I have started the observation stage of my design for the cabin. I have used PASTE

PASTE (Plants, Animals, Structures, Tools, Events)

PLANTS Native woodland, largely Oak trees, also Beech, Silver Birch, Holly, Bracken, Hawthorn, Honeysuckle, Bluebells and Rambling Roses.  Some open grassed areas.

ANIMALS Squirrels, foxes, mice, people, dogs, horses, birds, insects.

STRUCTURES Wooden cabin build largely from recycled materials. No insulation, scavenged windows, some rotten wood. Space for sleeping, eating, cooking, playing, sitting etc. Water tank, gas cooker, wood-burner. Two sheds and a wooden deck with wood storage underneath. Paved paths.

TOOLS Various materials for future building projects, windows, paving slabs, breeze-blocks, wood. Some tools for basic carpentry jobs. No electricity/ mains water or mains gas. My husband, J and the other owners, V and S have good DIY skills and are keen to work on the cabin. Not much money available.

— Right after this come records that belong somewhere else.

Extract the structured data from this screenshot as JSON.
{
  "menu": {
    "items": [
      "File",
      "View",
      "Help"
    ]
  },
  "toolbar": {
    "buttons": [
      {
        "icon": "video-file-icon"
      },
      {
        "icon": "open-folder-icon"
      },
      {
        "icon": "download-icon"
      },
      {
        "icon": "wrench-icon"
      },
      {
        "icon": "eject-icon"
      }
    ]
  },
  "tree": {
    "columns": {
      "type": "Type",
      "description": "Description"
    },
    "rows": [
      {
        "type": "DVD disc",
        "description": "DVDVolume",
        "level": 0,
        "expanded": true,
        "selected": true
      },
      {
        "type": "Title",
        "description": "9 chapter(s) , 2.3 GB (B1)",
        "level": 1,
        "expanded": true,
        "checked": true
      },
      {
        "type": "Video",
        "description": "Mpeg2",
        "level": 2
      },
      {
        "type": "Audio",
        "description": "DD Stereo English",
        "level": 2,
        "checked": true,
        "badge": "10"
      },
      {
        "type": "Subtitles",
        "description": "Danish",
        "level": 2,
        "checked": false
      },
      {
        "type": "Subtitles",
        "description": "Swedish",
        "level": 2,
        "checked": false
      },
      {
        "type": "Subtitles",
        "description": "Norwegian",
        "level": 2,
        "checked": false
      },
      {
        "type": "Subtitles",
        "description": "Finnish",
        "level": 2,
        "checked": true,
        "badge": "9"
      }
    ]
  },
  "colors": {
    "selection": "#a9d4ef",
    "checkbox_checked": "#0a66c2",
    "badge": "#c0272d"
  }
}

EVENTS We use the cabin for a retreat from our normal lives. We are aiming to come up here for regular weekends away, half term holidays and a longer break during the summer. The aim is to switch off from the busy outside world and relax and enjoy a simpler life. That is sometimes a struggle with three children to contend with. If it was just J and I, we would happily just eat, sleep read and walk but the kids do seem to need more than that! We have found that if we invite friends or family up to the cabin too, the children are happier and more content. The space is small, so that can get rather squashed.